We are making unprecedented investments in clean energy technologies.  Our friends at Google in particular have devoted more than $1 billion to wind and solar projects.  And Australia’s BlueScope Steel is developing a more cost-effective solar roof that produces both heat and electricity for homes and businesses.

What all of these things have in common, is that we are achieving great things together.  But there is so much more that we could do if we put our minds to it.

I think this is a great time to take a moment to recognize our hosts here at Questacon especially director Graham Durant.  They do a tremendous job of introducing young people to math and science – and making sure they know it’s a lot of fun.

This is especially important now, because we cannot solve the challenges of tomorrow without the next generation of scientists, astronauts, engineers, and programmers.

The United States needs to improve the education children receive in science, technology, engineering, and math if we want to maintain our competitive edge.  And so we are bolstering our federal investments in STEM education, we are building public-private partnerships, and we will put 100,000 more STEM teachers into classrooms over the next decade.

More teachers will help us improve science and math education for all students – especially minorities and those from low-income families.  More teachers will help us broaden participation in STEM fields to include more women and girls.  We can’t remain competitive if we don’t get maximum participation across the board.

And so we are working with various agencies such as NASA and the Department of Energy to develop mentorships.  We are giving students more hands on experience.

The private sector is stepping up all over the world to do the same.  They recognize that getting kids interested and involved now is important to their success in the future.  We’re working on that ourselves – we have students from Narrabundah College, Hawker College, Gungahlin College, and Dickson College here today.  We’re very pleased you could join us.

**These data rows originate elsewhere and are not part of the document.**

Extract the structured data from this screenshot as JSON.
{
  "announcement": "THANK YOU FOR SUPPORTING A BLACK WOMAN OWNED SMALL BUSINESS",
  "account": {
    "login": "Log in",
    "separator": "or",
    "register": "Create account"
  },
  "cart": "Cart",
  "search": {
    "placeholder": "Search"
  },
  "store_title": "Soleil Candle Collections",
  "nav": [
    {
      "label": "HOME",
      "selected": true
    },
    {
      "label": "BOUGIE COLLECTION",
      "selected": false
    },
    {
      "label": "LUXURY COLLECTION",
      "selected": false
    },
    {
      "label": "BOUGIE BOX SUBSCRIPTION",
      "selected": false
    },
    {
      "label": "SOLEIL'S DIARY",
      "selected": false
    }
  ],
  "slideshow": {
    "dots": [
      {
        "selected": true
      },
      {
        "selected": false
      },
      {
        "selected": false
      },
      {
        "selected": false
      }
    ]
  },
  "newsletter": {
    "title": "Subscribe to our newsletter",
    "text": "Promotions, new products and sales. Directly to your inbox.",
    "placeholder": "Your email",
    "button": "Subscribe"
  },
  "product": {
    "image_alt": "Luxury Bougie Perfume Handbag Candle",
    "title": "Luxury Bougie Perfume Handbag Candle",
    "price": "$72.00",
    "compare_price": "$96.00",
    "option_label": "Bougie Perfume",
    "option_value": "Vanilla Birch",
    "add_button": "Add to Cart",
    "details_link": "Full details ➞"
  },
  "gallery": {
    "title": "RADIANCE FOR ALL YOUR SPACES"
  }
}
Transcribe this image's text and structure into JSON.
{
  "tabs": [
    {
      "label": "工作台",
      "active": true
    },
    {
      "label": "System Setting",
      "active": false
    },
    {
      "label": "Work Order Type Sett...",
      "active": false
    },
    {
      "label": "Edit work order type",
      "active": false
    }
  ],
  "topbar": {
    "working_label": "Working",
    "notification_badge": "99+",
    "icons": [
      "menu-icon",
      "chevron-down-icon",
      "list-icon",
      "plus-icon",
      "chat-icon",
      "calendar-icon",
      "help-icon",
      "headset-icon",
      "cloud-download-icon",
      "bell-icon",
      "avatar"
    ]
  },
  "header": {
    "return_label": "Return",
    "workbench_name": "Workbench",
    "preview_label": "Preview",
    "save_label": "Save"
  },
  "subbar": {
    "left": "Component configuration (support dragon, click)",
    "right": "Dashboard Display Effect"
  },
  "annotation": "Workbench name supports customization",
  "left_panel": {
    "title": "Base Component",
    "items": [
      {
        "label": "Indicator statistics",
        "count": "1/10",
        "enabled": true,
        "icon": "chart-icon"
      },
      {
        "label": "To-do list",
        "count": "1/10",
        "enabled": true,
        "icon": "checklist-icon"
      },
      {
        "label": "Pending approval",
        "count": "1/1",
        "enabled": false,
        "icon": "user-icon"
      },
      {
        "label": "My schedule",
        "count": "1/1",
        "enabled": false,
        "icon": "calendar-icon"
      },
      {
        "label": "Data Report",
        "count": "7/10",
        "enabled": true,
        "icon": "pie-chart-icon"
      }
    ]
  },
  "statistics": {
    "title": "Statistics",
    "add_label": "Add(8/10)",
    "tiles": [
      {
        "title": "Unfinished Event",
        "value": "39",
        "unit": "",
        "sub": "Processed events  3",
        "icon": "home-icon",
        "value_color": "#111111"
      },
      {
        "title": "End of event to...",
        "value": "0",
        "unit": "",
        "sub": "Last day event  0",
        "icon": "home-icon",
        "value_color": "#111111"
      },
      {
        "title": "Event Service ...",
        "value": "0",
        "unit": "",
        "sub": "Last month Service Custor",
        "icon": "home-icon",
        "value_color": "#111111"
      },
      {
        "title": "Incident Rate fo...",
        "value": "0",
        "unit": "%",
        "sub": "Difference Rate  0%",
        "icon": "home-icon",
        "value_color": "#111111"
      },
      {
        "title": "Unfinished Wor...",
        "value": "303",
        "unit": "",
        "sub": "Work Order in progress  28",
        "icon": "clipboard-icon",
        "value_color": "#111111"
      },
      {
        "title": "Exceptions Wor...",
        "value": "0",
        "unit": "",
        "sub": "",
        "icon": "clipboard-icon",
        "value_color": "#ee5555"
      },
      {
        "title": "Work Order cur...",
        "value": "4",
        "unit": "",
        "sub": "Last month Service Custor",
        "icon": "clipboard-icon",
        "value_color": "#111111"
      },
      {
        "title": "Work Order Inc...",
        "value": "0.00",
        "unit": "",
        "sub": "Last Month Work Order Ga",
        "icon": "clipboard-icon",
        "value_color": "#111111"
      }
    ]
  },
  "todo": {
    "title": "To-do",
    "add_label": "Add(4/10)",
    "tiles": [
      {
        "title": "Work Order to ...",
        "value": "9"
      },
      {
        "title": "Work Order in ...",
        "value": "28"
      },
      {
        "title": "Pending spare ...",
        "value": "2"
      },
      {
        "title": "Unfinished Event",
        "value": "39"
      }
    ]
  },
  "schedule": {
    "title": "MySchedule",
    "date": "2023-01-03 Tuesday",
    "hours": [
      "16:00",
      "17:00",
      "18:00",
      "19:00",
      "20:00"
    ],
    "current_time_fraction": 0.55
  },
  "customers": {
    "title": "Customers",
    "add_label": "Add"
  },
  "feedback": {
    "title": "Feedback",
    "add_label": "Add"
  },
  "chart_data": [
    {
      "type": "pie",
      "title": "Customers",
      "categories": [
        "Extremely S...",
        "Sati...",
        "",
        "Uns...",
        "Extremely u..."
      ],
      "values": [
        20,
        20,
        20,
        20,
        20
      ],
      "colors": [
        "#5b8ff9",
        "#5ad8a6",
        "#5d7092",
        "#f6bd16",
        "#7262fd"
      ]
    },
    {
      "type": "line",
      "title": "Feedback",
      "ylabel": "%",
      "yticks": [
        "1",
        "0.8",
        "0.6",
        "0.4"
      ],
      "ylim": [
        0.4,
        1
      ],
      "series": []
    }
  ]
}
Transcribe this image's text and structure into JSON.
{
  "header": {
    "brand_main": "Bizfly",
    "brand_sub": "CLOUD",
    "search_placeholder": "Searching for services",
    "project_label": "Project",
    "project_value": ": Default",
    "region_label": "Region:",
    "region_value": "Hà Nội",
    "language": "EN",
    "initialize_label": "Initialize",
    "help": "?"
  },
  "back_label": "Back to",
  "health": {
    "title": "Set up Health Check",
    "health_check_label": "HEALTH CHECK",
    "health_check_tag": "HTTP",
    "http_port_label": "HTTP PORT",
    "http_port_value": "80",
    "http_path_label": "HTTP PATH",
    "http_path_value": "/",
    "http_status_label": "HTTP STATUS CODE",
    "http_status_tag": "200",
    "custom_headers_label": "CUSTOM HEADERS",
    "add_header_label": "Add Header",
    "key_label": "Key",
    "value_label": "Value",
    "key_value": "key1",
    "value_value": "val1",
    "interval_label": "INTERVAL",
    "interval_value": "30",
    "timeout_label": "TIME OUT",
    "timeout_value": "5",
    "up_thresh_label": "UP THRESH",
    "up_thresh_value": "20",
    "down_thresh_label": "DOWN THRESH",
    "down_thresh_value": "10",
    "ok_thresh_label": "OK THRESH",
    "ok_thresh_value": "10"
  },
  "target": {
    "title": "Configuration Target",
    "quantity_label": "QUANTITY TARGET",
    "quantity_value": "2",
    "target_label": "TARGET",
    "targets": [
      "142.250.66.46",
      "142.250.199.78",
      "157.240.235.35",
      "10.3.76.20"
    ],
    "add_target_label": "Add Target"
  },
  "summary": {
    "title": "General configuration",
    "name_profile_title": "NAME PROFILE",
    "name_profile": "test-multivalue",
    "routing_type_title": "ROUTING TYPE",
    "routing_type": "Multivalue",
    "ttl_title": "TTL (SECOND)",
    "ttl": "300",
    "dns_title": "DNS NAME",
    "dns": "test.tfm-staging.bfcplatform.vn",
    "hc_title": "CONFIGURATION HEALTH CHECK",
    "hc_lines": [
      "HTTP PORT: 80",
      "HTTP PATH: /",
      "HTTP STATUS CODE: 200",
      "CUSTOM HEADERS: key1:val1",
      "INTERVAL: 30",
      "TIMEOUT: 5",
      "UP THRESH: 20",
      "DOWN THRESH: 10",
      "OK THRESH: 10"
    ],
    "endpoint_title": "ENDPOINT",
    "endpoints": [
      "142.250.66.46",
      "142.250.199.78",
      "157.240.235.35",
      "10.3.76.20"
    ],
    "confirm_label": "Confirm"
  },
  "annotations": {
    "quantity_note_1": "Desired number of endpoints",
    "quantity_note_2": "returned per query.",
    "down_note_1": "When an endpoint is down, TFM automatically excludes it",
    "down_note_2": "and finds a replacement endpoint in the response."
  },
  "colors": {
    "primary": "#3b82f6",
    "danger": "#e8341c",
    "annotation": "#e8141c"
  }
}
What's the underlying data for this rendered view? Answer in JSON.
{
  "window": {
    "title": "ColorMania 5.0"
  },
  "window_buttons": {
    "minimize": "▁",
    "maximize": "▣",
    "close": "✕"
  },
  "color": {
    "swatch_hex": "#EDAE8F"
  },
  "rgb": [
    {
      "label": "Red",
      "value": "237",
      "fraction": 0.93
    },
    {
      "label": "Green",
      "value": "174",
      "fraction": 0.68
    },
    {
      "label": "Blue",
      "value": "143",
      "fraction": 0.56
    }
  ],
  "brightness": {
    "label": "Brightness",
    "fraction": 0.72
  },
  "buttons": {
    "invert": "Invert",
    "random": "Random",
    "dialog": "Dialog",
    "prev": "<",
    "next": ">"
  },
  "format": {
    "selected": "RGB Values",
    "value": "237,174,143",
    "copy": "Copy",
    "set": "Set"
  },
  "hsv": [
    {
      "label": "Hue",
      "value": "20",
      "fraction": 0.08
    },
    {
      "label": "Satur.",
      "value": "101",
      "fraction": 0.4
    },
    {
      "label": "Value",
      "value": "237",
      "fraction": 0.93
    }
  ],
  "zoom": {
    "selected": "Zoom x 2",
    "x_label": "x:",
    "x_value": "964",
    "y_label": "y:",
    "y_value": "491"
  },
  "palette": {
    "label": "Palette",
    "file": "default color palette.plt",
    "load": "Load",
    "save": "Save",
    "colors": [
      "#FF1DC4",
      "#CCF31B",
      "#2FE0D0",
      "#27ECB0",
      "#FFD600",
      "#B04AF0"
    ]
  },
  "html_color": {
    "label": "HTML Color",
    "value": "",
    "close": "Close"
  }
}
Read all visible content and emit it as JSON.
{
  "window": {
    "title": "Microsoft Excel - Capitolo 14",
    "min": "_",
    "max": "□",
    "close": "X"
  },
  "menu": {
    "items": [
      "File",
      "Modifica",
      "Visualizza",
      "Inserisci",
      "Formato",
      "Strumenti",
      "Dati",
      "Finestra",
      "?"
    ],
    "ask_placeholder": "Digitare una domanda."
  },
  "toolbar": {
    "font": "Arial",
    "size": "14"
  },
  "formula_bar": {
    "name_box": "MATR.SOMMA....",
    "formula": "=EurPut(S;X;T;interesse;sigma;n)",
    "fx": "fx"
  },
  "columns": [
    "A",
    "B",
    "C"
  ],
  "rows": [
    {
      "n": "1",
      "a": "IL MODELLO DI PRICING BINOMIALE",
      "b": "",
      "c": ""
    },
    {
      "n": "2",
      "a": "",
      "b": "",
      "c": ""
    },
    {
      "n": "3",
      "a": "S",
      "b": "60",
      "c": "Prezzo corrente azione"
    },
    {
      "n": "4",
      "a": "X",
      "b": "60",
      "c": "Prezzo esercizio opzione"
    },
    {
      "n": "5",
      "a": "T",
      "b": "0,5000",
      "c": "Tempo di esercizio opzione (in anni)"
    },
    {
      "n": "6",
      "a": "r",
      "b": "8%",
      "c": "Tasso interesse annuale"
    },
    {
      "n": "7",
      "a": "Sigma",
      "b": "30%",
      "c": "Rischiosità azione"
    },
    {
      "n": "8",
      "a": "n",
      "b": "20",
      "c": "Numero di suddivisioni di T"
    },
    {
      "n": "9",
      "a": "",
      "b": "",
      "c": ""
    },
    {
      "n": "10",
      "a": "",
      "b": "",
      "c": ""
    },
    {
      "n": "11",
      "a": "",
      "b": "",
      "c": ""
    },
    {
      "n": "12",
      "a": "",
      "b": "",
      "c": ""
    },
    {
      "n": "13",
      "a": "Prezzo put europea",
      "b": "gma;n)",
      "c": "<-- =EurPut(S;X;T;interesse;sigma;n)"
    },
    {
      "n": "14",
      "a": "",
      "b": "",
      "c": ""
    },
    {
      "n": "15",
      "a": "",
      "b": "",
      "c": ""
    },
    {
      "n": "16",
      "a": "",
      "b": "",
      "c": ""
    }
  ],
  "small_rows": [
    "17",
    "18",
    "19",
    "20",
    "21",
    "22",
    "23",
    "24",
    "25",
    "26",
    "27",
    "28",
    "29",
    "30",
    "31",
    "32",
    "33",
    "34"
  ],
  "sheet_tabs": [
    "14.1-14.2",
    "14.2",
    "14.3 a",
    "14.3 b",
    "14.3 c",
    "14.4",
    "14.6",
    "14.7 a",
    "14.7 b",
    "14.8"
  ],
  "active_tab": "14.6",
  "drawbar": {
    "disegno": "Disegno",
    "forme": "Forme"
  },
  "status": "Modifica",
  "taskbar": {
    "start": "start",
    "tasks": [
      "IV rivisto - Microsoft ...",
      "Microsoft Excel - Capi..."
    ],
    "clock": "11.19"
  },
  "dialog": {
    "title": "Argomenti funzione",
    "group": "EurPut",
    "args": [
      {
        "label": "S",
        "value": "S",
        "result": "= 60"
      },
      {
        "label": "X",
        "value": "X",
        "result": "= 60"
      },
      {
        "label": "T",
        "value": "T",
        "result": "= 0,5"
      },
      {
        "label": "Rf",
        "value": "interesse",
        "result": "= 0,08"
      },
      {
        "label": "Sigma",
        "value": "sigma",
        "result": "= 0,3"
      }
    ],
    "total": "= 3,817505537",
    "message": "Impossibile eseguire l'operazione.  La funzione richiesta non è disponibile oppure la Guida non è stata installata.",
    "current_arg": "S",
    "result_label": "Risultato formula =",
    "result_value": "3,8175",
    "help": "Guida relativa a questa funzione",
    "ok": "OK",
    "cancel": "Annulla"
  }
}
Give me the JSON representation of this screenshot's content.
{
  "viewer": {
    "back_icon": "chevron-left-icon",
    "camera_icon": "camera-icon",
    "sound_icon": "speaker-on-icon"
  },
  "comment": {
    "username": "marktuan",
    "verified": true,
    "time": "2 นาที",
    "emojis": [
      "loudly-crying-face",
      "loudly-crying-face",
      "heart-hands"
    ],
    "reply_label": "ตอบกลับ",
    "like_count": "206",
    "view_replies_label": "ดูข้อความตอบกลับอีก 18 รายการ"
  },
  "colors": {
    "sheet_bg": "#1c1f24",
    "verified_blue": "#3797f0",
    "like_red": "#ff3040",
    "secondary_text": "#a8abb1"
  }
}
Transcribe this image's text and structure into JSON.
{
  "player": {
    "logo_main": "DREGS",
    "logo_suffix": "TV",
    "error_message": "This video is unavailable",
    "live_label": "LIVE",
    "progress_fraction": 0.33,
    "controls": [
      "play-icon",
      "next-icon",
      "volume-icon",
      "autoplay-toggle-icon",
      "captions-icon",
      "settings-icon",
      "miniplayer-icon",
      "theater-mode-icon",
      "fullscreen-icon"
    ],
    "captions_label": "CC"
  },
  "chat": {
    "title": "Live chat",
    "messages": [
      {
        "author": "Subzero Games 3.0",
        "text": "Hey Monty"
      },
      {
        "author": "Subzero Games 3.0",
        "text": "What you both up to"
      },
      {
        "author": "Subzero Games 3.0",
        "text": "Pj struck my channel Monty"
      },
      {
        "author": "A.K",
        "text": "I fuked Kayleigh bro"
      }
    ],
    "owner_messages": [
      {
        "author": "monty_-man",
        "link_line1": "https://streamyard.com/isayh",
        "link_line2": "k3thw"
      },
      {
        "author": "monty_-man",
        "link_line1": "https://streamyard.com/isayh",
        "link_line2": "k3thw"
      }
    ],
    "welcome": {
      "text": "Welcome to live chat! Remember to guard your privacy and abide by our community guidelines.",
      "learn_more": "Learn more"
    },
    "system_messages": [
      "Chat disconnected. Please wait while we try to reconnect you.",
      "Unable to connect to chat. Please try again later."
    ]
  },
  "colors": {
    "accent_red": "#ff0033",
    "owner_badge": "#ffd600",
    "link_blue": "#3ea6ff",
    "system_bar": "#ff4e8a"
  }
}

Northrop Grumman has a partnership here in Australia with Dickson College.  As part of that program, employees are mentoring students – can you raise your hands so we can see you? – participating in the company’s Unmanned Aerial Vehicle (UAV) Outback Challenge.  Students will design and build – and hopefully fly – a UAV capable of search and rescue operations.

Not to be outdone, Microsoft, Intel, and Google are challenging young people from all over the world to develop new and creative technologies with their global science and engineering fairs.  Australian students have discovered new ways to screen for anemia and manage diabetes.  They have built portable water purifiers that also generate electricity.

These companies are unlocking the extraordinary creative potential in these students.

Of course, not all innovation cooperation is – or needs to be – serious.

Some of our most widespread innovation cooperation takes place in the realm of entertainment.

The LEGO Movie – it’s awesome! – distributed by Warner Brothers has made nearly half a billion dollars worldwide.  The brains behind it are Sydney studio, Animal Logic.  This studio is a prime example of the talent and creativity that is typical of Australians.   They were the first studio in Australia to make a feature length animated film – Happy Feet.  That year, Animal Logic’s singing and dancing penguins beat out Cars – made by those underdog animators at Disney – for an Oscar.  Not bad for a first try.

Whether we are making people’s days a little lighter with entertainment, or improving their health with medical advances, it is important to remember our greatest responsibility.   If we want to give our children a better world, we must pursue the research that will make it happen.  Together, partners for peace and progress.

In ancient Athens, young people took an oath before they could assume the full rights and responsibilities of citizenship.  In it, they swore to leave their city not only not less, but greater, more beautiful, and more prosperous than they found it.

We must hold those words in our hearts.  They are the core of civic morality still today.  If we do, we will be well prepared to meet whatever challenges the future may bring.